The examples of valorous dames are innumerable, but one from the History of Scotland is sufficient. During the struggles between Edward Baliol and David Bruce, the young son of Robert Bruce, the Castle of Dunbar was held for the latter by the famous Countess of March, daughter of Thomas Randolph, Earl of Murray, commonly called “Black Agnes,” on account of her jet black hair and eyes. Montague, Earl of Salisbury, came to besiege her stronghold, and kept a huge stone-throwing machine continually at work. The inmates made a valiant resistance, and “Black Agnes” and her maidens, to show their contempt for the enemy, appeared on the battlements, and with clean towels wiped the places where the stones fell. A still more powerful machine of war called “the Sow” was next placed close to the wall. Concealed inside of it were soldiers, who with pickaxes were speedily undermining the fortress. On seeing “the Sow” approach, the countess ordered an immense piece of rock to be hurled on it, which broke in the roof. As the engine was being dragged to the walls, she cried derisively:-
For farrow shall thy sow!”

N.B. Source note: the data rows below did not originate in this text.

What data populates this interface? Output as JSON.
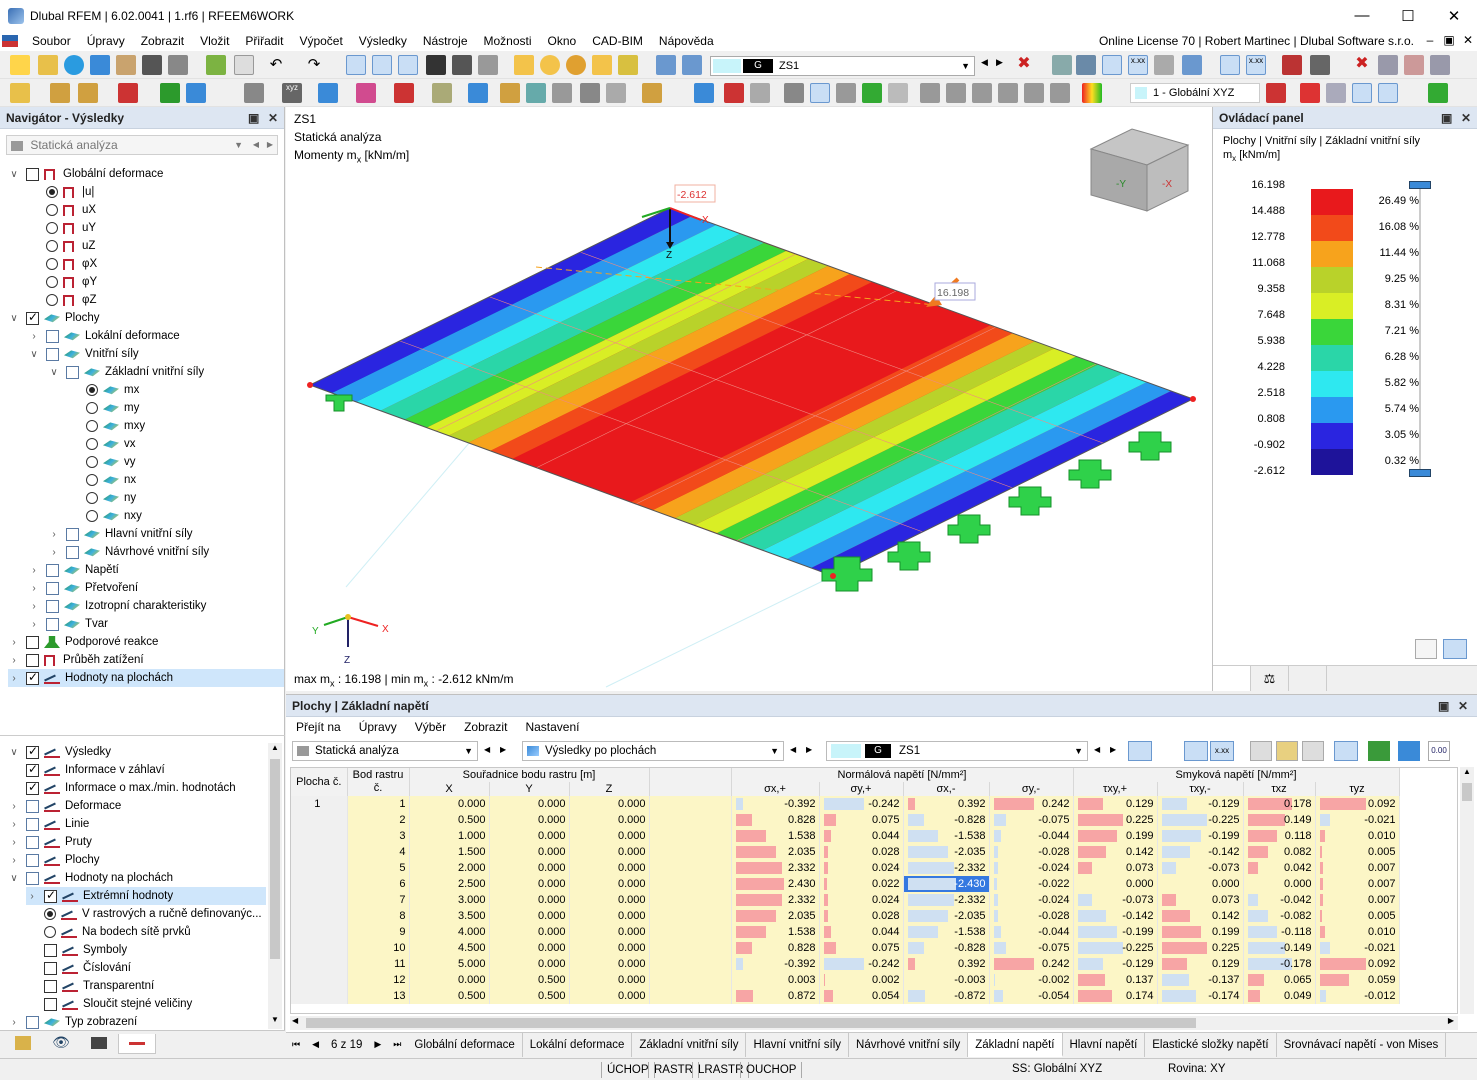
{
  "titlebar": {
    "title": "Dlubal RFEM | 6.02.0041 | 1.rf6 | RFEEM6WORK"
  },
  "menu": {
    "items": [
      "Soubor",
      "Úpravy",
      "Zobrazit",
      "Vložit",
      "Přiřadit",
      "Výpočet",
      "Výsledky",
      "Nástroje",
      "Možnosti",
      "Okno",
      "CAD-BIM",
      "Nápověda"
    ],
    "license": "Online License 70 | Robert Martinec | Dlubal Software s.r.o."
  },
  "toolbar": {
    "lc_code": "G",
    "lc_name": "ZS1",
    "coord_system": "1 - Globální XYZ"
  },
  "navigator": {
    "title": "Navigátor - Výsledky",
    "analysis": "Statická analýza",
    "tree": [
      "Globální deformace",
      "|u|",
      "uX",
      "uY",
      "uZ",
      "φX",
      "φY",
      "φZ",
      "Plochy",
      "Lokální deformace",
      "Vnitřní síly",
      "Základní vnitřní síly",
      "mx",
      "my",
      "mxy",
      "vx",
      "vy",
      "nx",
      "ny",
      "nxy",
      "Hlavní vnitřní síly",
      "Návrhové vnitřní síly",
      "Napětí",
      "Přetvoření",
      "Izotropní charakteristiky",
      "Tvar",
      "Podporové reakce",
      "Průběh zatížení",
      "Hodnoty na plochách"
    ],
    "lower": [
      "Výsledky",
      "Informace v záhlaví",
      "Informace o max./min. hodnotách",
      "Deformace",
      "Linie",
      "Pruty",
      "Plochy",
      "Hodnoty na plochách",
      "Extrémní hodnoty",
      "V rastrových a ručně definovanýc...",
      "Na bodech sítě prvků",
      "Symboly",
      "Číslování",
      "Transparentní",
      "Sloučit stejné veličiny",
      "Typ zobrazení"
    ]
  },
  "view": {
    "lc": "ZS1",
    "analysis": "Statická analýza",
    "quantity": "Momenty m",
    "quantity_sub": "x",
    "unit": " [kNm/m]",
    "min_label": "-2.612",
    "max_label": "16.198",
    "summary_a": "max m",
    "summary_b": " : 16.198 | min m",
    "summary_c": " : -2.612 kNm/m",
    "axes": {
      "x": "X",
      "y": "Y",
      "z": "Z"
    }
  },
  "control_panel": {
    "title": "Ovládací panel",
    "subtitle": "Plochy | Vnitřní síly | Základní vnitřní síly",
    "quantity": "m",
    "quantity_sub": "x",
    "unit": " [kNm/m]",
    "legend": [
      {
        "value": "16.198",
        "color": "#e8191c",
        "pct": "26.49 %"
      },
      {
        "value": "14.488",
        "color": "#f24a1a",
        "pct": "16.08 %"
      },
      {
        "value": "12.778",
        "color": "#f7a31c",
        "pct": "11.44 %"
      },
      {
        "value": "11.068",
        "color": "#b9d22a",
        "pct": "9.25 %"
      },
      {
        "value": "9.358",
        "color": "#d9ee25",
        "pct": "8.31 %"
      },
      {
        "value": "7.648",
        "color": "#3ad63a",
        "pct": "7.21 %"
      },
      {
        "value": "5.938",
        "color": "#2ad6a8",
        "pct": "6.28 %"
      },
      {
        "value": "4.228",
        "color": "#2ee8f0",
        "pct": "5.82 %"
      },
      {
        "value": "2.518",
        "color": "#2a99f0",
        "pct": "5.74 %"
      },
      {
        "value": "0.808",
        "color": "#2a25e0",
        "pct": "3.05 %"
      },
      {
        "value": "-0.902",
        "color": "#1e139a",
        "pct": "0.32 %"
      }
    ],
    "last_value": "-2.612"
  },
  "results": {
    "title": "Plochy | Základní napětí",
    "menu": [
      "Přejít na",
      "Úpravy",
      "Výběr",
      "Zobrazit",
      "Nastavení"
    ],
    "analysis": "Statická analýza",
    "results_by": "Výsledky po plochách",
    "lc_code": "G",
    "lc_name": "ZS1",
    "headers": {
      "plocha": "Plocha č.",
      "bod": "Bod rastru č.",
      "coords": "Souřadnice bodu rastru [m]",
      "normal": "Normálová napětí [N/mm²]",
      "shear": "Smyková napětí [N/mm²]",
      "cols": [
        "X",
        "Y",
        "Z",
        "σx,+",
        "σy,+",
        "σx,-",
        "σy,-",
        "τxy,+",
        "τxy,-",
        "τxz",
        "τyz"
      ]
    },
    "rows": [
      [
        "1",
        "1",
        "0.000",
        "0.000",
        "0.000",
        "-0.392",
        "-0.242",
        "0.392",
        "0.242",
        "0.129",
        "-0.129",
        "0.178",
        "0.092"
      ],
      [
        "",
        "2",
        "0.500",
        "0.000",
        "0.000",
        "0.828",
        "0.075",
        "-0.828",
        "-0.075",
        "0.225",
        "-0.225",
        "0.149",
        "-0.021"
      ],
      [
        "",
        "3",
        "1.000",
        "0.000",
        "0.000",
        "1.538",
        "0.044",
        "-1.538",
        "-0.044",
        "0.199",
        "-0.199",
        "0.118",
        "0.010"
      ],
      [
        "",
        "4",
        "1.500",
        "0.000",
        "0.000",
        "2.035",
        "0.028",
        "-2.035",
        "-0.028",
        "0.142",
        "-0.142",
        "0.082",
        "0.005"
      ],
      [
        "",
        "5",
        "2.000",
        "0.000",
        "0.000",
        "2.332",
        "0.024",
        "-2.332",
        "-0.024",
        "0.073",
        "-0.073",
        "0.042",
        "0.007"
      ],
      [
        "",
        "6",
        "2.500",
        "0.000",
        "0.000",
        "2.430",
        "0.022",
        "-2.430",
        "-0.022",
        "0.000",
        "0.000",
        "0.000",
        "0.007"
      ],
      [
        "",
        "7",
        "3.000",
        "0.000",
        "0.000",
        "2.332",
        "0.024",
        "-2.332",
        "-0.024",
        "-0.073",
        "0.073",
        "-0.042",
        "0.007"
      ],
      [
        "",
        "8",
        "3.500",
        "0.000",
        "0.000",
        "2.035",
        "0.028",
        "-2.035",
        "-0.028",
        "-0.142",
        "0.142",
        "-0.082",
        "0.005"
      ],
      [
        "",
        "9",
        "4.000",
        "0.000",
        "0.000",
        "1.538",
        "0.044",
        "-1.538",
        "-0.044",
        "-0.199",
        "0.199",
        "-0.118",
        "0.010"
      ],
      [
        "",
        "10",
        "4.500",
        "0.000",
        "0.000",
        "0.828",
        "0.075",
        "-0.828",
        "-0.075",
        "-0.225",
        "0.225",
        "-0.149",
        "-0.021"
      ],
      [
        "",
        "11",
        "5.000",
        "0.000",
        "0.000",
        "-0.392",
        "-0.242",
        "0.392",
        "0.242",
        "-0.129",
        "0.129",
        "-0.178",
        "0.092"
      ],
      [
        "",
        "12",
        "0.000",
        "0.500",
        "0.000",
        "0.003",
        "0.002",
        "-0.003",
        "-0.002",
        "0.137",
        "-0.137",
        "0.065",
        "0.059"
      ],
      [
        "",
        "13",
        "0.500",
        "0.500",
        "0.000",
        "0.872",
        "0.054",
        "-0.872",
        "-0.054",
        "0.174",
        "-0.174",
        "0.049",
        "-0.012"
      ]
    ],
    "pager": "6 z 19",
    "tabs": [
      "Globální deformace",
      "Lokální deformace",
      "Základní vnitřní síly",
      "Hlavní vnitřní síly",
      "Návrhové vnitřní síly",
      "Základní napětí",
      "Hlavní napětí",
      "Elastické složky napětí",
      "Srovnávací napětí - von Mises"
    ]
  },
  "statusbar": {
    "items": [
      "ÚCHOP",
      "RASTR",
      "LRASTR",
      "OUCHOP"
    ],
    "cs": "SS: Globální XYZ",
    "plane": "Rovina: XY"
  }
}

– and when the soldiers rushed away, pursued by a shower of stones and arrows from her followers, the dauntless lady shouted, “Behold the litter of English pigs!” The earl, along with another knight, rode one day towards the castle, and although the latter was clad in three coats of mail over a leather jacket, he was shot by an arrow from the battlements. As he was falling, the other exclaimed, “That is one of my lady’s love tokens; Black Agnes’s shafts pierce to the heart.” The valiant dame, however, once nearly took him prisoner. She sent a messenger to Salisbury feigning a desire to give up the castle, and, accepting the proposals in good faith, he proceeded to the gates, accompanied by a squire of Northumberland, John Copeland. The latter, pressing forward, entered, and the portcullis at once was dropped, leaving the wished-for captive outside. The siege lasted for nineteen weeks, when the countess was relieved by Alexander Ramsay, and the foe retired. her determined conduct has been celebrated in many a ballad, for –

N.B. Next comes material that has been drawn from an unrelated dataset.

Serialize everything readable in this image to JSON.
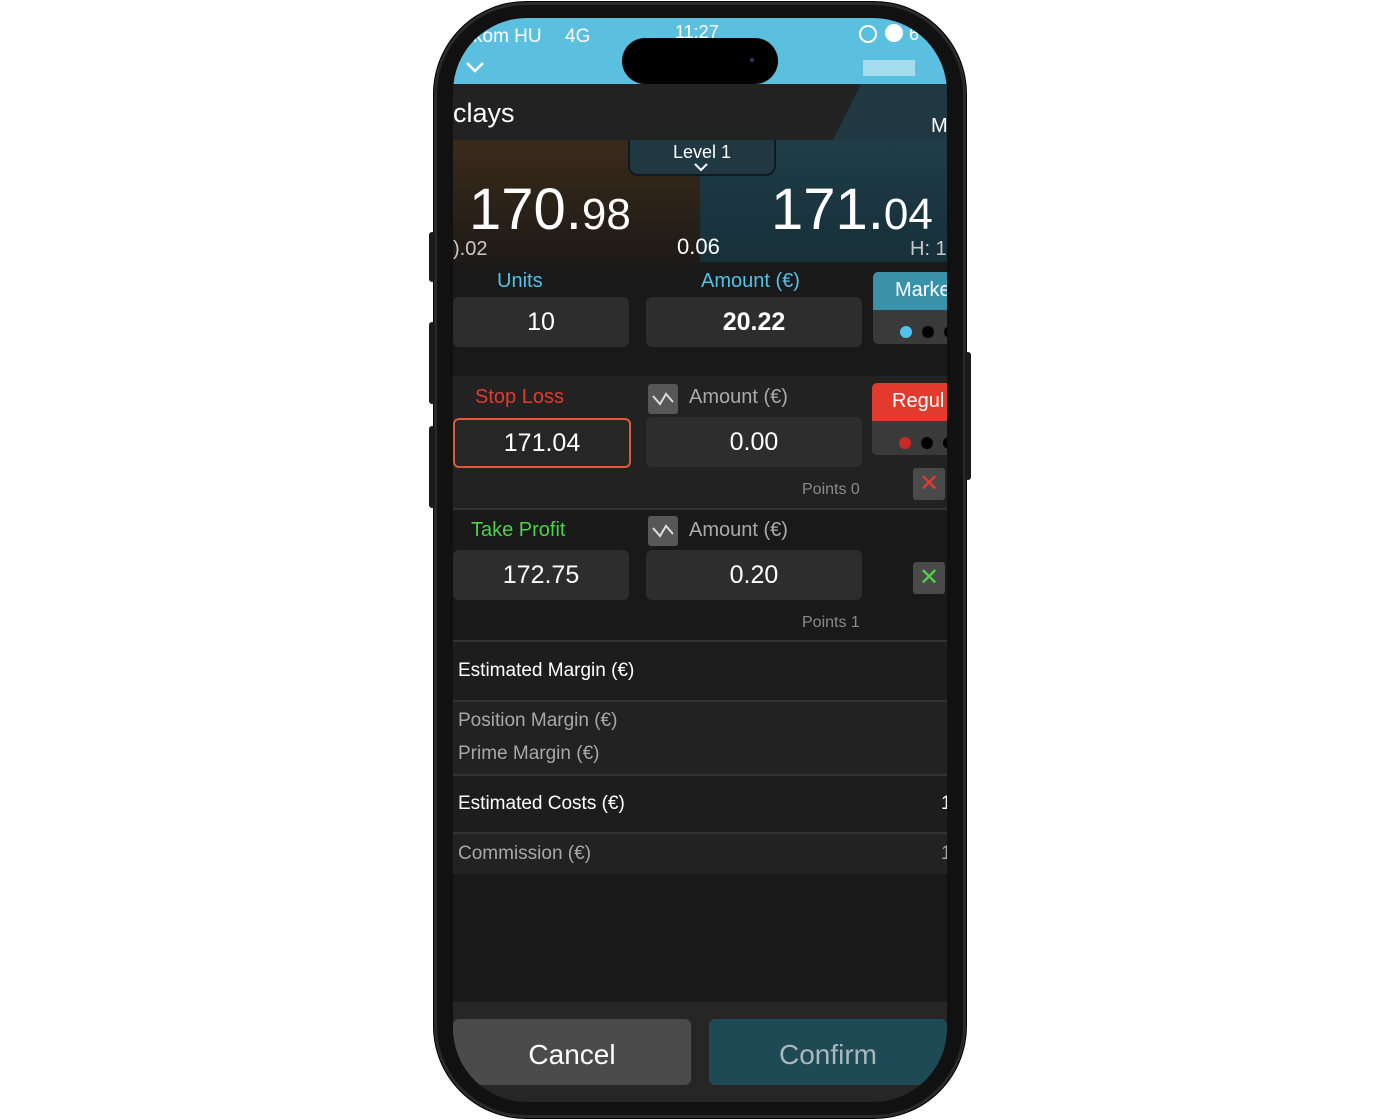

She kept a stir in tower and trench,
That brawling, boisterous Scottish wench,
Came I early, came I late,
I found Agnes at the gate.
– Newcastle Chronicle, Saturday 18th January, 1890, p.9.
Aberdeen Weekly News, Saturday May 3rd, 1890, p.2.
- Chapter I. – Hallowe’en at Wedderburn Castle.
- Chapter II. – A Double Marriage in Wedderburn Castle.
- Chapter III. – A Night Ride to Dunbar.
- Chapter IV. – The Castle of Dunbar and its Mistress.
- Chapter V. – How Adam and Elsie were Received by Black Agnes.
Aberdeen Weekly News, Saturday 10th May, 1890, p.2.
- Chapter VI. – How it Befel Hepburn and His Bride.
- Chapter VII. – Hepburn and Betsy Agree to Betray the Castle to Lord Salisbury.
- Chapter VIII. – How Betsy Fulfilled Her Mission.
- Chapter IX. – A Cannonade in the Olden Time.
Aberdeen Weekly News, Saturday 17th May, 1890, p.2.
- Chapter X. – A Messenger from the Castle to Visit the Camp of the Enemy.
- Chapter XI. – The Castle Messenger Arrives at the English Camp.
- Chapter XII. – Black Agnes Before the Earl of Salisbury.
- Chapter XIII. – The Judas Slit in Dunbar Jail.
Aberdeen Weekly News, Saturday 24th May, 1890, p.2.